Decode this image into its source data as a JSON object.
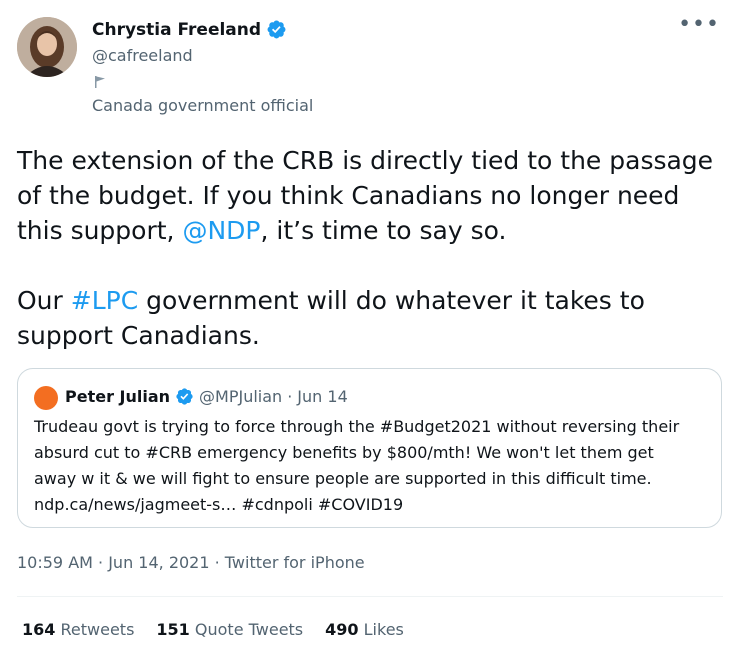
{
  "author": {
    "display_name": "Chrystia Freeland",
    "handle": "@cafreeland",
    "label": "Canada government official"
  },
  "tweet": {
    "para1_before": "The extension of the CRB is directly tied to the passage of the budget. If you think Canadians no longer need this support, ",
    "para1_mention": "@NDP",
    "para1_after": ", it’s time to say so.",
    "para2_before": "Our ",
    "para2_hashtag": "#LPC",
    "para2_after": " government will do whatever it takes to support Canadians."
  },
  "quote": {
    "display_name": "Peter Julian",
    "handle": "@MPJulian",
    "separator": "·",
    "date": "Jun 14",
    "lines": [
      "Trudeau govt is trying to force through the #Budget2021 without reversing their",
      "absurd cut to #CRB emergency benefits by $800/mth! We won't let them get",
      "away w it & we will fight to ensure people are supported in this difficult time.",
      "ndp.ca/news/jagmeet-s… #cdnpoli #COVID19"
    ]
  },
  "timestamp": "10:59 AM · Jun 14, 2021 · Twitter for iPhone",
  "stats": {
    "retweets_count": "164",
    "retweets_label": "Retweets",
    "quotes_count": "151",
    "quotes_label": "Quote Tweets",
    "likes_count": "490",
    "likes_label": "Likes"
  },
  "more_icon": "more-horizontal-icon",
  "colors": {
    "link": "#1d9bf0",
    "verified": "#1d9bf0",
    "muted": "#536471",
    "quote_avatar": "#f36e21"
  }
}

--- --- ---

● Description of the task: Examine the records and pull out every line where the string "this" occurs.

● Completed exercise:
Decode this image into its source data as a JSON object.
    "para1_before": "The extension of the CRB is directly tied to the passage of the budget. If you think Canadians no longer need this support, ",
      "away w it & we will fight to ensure people are supported in this difficult time.",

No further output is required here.